ABOUT THIS TASK:
Examine each line of the listing below. Copy those in which the string "equal" appears.

GIVEN INFORMATION:
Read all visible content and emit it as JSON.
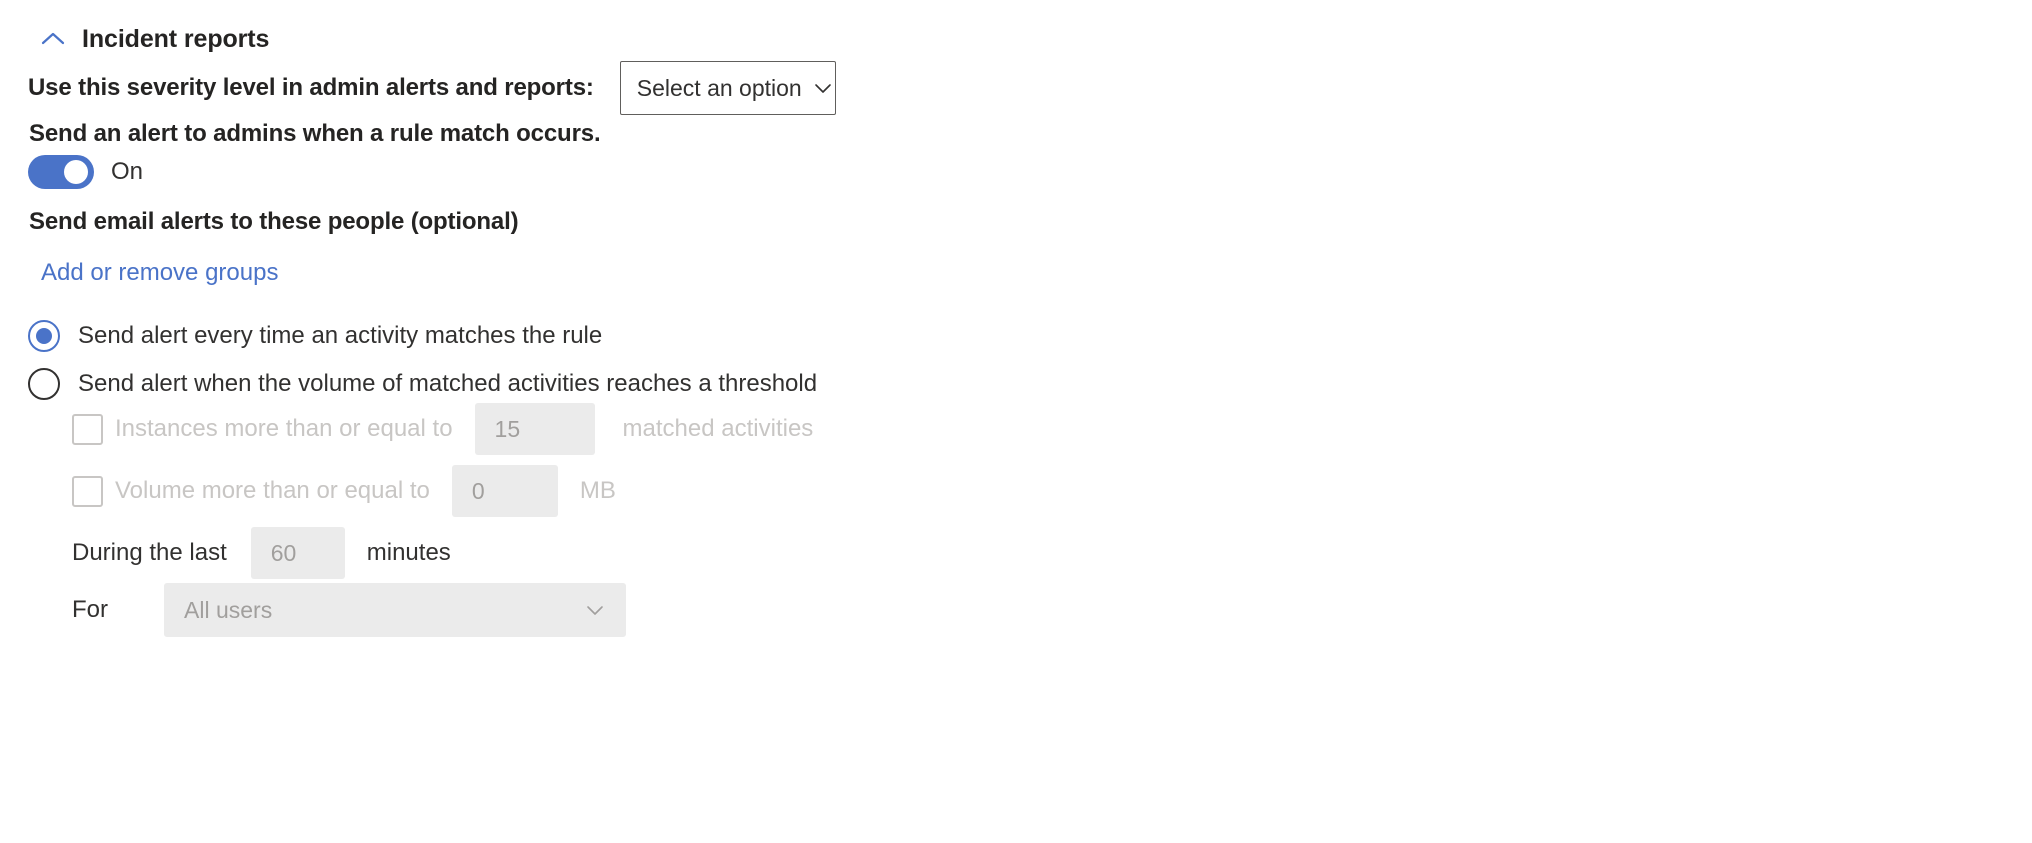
{
  "section": {
    "title": "Incident reports",
    "collapse_icon": "chevron-up-icon",
    "expanded": true
  },
  "severity": {
    "label": "Use this severity level in admin alerts and reports:",
    "dropdown": {
      "value": "Select an option",
      "placeholder": "Select an option",
      "icon": "chevron-down-icon"
    }
  },
  "admin_alert": {
    "label": "Send an alert to admins when a rule match occurs.",
    "toggle": {
      "state_label": "On",
      "checked": true,
      "on_color": "#4a73c8"
    }
  },
  "email_alerts": {
    "label": "Send email alerts to these people (optional)",
    "link_label": "Add or remove groups",
    "link_color": "#4a73c8"
  },
  "alert_mode": {
    "options": [
      {
        "label": "Send alert every time an activity matches the rule",
        "selected": true
      },
      {
        "label": "Send alert when the volume of matched activities reaches a threshold",
        "selected": false
      }
    ]
  },
  "threshold": {
    "disabled": true,
    "instances": {
      "checkbox_label": "Instances more than or equal to",
      "checked": false,
      "value": "15",
      "unit": "matched activities"
    },
    "volume": {
      "checkbox_label": "Volume more than or equal to",
      "checked": false,
      "value": "0",
      "unit": "MB"
    },
    "duration": {
      "label": "During the last",
      "value": "60",
      "unit": "minutes"
    },
    "scope": {
      "label": "For",
      "value": "All users",
      "icon": "chevron-down-icon"
    }
  },
  "colors": {
    "accent": "#4a73c8",
    "text": "#323130",
    "heading": "#252423",
    "disabled_text": "#c8c6c4",
    "field_bg": "#ebebeb"
  }
}
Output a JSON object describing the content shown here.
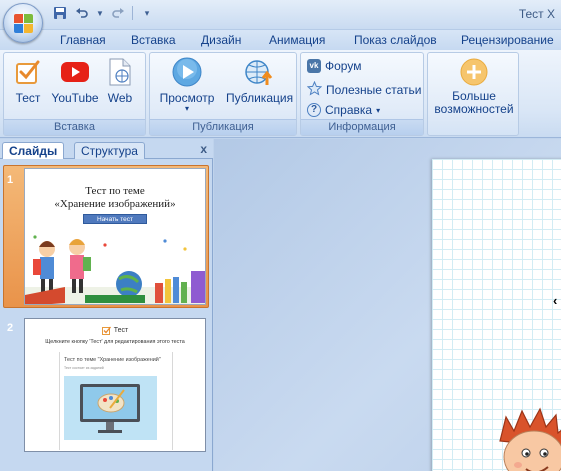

OUTPUT OF THE TASK:
      "checkbox_label": "Instances more than or equal to",
      "checkbox_label": "Volume more than or equal to",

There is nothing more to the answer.